§ What needs to be done
Starting with the line that contains "Extract the structured", repeat exactly every line through the last one in the records below, and leave out the pictures.

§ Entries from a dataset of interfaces
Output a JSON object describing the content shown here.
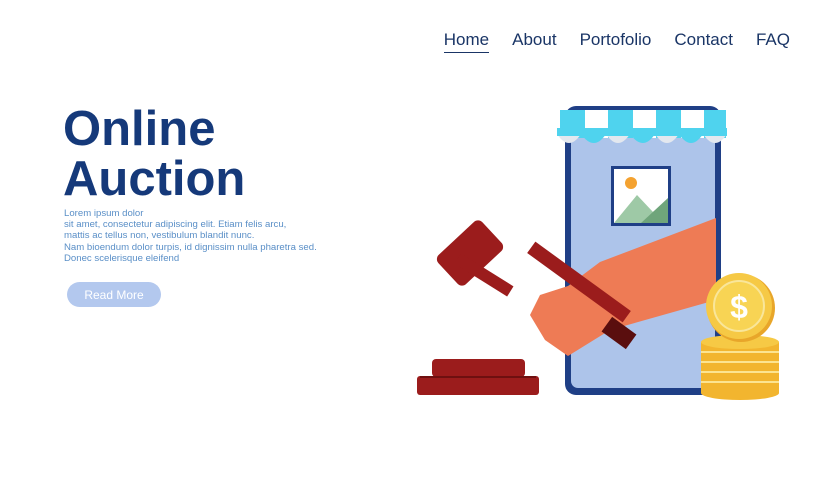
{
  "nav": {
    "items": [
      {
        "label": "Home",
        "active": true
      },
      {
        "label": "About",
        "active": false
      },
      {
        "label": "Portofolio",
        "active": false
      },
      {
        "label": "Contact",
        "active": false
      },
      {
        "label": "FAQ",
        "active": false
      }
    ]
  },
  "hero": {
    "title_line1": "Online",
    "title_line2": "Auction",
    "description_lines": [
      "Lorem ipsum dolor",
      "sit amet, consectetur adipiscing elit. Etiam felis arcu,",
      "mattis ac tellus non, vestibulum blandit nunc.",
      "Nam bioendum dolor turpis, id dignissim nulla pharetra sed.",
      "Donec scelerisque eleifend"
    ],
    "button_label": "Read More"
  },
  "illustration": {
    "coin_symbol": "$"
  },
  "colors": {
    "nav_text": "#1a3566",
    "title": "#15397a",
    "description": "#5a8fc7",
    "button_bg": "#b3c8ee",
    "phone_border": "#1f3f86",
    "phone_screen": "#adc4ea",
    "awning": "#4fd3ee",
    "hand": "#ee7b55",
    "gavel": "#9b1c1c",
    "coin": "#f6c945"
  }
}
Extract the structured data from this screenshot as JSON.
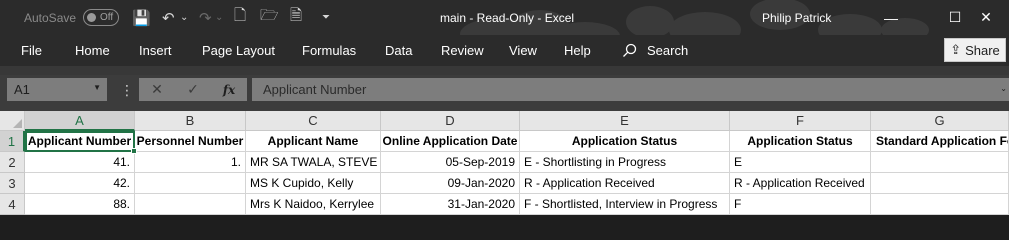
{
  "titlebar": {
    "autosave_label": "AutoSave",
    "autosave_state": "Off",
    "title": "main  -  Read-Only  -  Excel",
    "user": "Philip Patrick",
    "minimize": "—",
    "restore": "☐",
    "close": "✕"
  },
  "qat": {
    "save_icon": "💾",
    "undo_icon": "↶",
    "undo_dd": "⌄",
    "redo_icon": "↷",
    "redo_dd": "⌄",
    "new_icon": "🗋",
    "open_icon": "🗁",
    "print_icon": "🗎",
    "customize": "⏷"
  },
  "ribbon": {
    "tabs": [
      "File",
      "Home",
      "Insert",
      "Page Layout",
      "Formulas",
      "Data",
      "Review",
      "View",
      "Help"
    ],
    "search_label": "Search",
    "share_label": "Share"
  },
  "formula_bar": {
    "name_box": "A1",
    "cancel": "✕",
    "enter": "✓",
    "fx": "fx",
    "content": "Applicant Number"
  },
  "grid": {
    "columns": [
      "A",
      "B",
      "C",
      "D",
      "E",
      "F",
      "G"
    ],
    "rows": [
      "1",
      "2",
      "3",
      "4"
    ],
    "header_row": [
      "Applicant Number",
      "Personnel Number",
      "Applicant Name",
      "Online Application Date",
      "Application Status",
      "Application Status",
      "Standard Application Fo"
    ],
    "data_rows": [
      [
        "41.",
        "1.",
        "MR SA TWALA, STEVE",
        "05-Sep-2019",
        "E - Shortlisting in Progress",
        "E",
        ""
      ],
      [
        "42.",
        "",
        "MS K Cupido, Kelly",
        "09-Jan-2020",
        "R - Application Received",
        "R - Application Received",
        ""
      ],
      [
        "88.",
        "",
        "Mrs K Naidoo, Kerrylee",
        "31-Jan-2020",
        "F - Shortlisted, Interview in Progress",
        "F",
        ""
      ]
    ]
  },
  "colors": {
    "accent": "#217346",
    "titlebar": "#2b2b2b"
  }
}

§ Result
Extract the structured data from this screenshot as JSON.
{
  "titlebar": {
    "autosave_label": "AutoSave",
    "autosave_state": "Off",
    "title": "main  -  Read-Only  -  Excel",
    "user": "Philip Patrick",
    "minimize": "—",
    "restore": "☐",
    "close": "✕"
  },
  "qat": {
    "save_icon": "💾",
    "undo_icon": "↶",
    "undo_dd": "⌄",
    "redo_icon": "↷",
    "redo_dd": "⌄",
    "new_icon": "🗋",
    "open_icon": "🗁",
    "print_icon": "🗎",
    "customize": "⏷"
  },
  "ribbon": {
    "tabs": [
      "File",
      "Home",
      "Insert",
      "Page Layout",
      "Formulas",
      "Data",
      "Review",
      "View",
      "Help"
    ],
    "search_label": "Search",
    "share_label": "Share"
  },
  "formula_bar": {
    "name_box": "A1",
    "cancel": "✕",
    "enter": "✓",
    "fx": "fx",
    "content": "Applicant Number"
  },
  "grid": {
    "columns": [
      "A",
      "B",
      "C",
      "D",
      "E",
      "F",
      "G"
    ],
    "rows": [
      "1",
      "2",
      "3",
      "4"
    ],
    "header_row": [
      "Applicant Number",
      "Personnel Number",
      "Applicant Name",
      "Online Application Date",
      "Application Status",
      "Application Status",
      "Standard Application Fo"
    ],
    "data_rows": [
      [
        "41.",
        "1.",
        "MR SA TWALA, STEVE",
        "05-Sep-2019",
        "E - Shortlisting in Progress",
        "E",
        ""
      ],
      [
        "42.",
        "",
        "MS K Cupido, Kelly",
        "09-Jan-2020",
        "R - Application Received",
        "R - Application Received",
        ""
      ],
      [
        "88.",
        "",
        "Mrs K Naidoo, Kerrylee",
        "31-Jan-2020",
        "F - Shortlisted, Interview in Progress",
        "F",
        ""
      ]
    ]
  },
  "colors": {
    "accent": "#217346",
    "titlebar": "#2b2b2b"
  }
}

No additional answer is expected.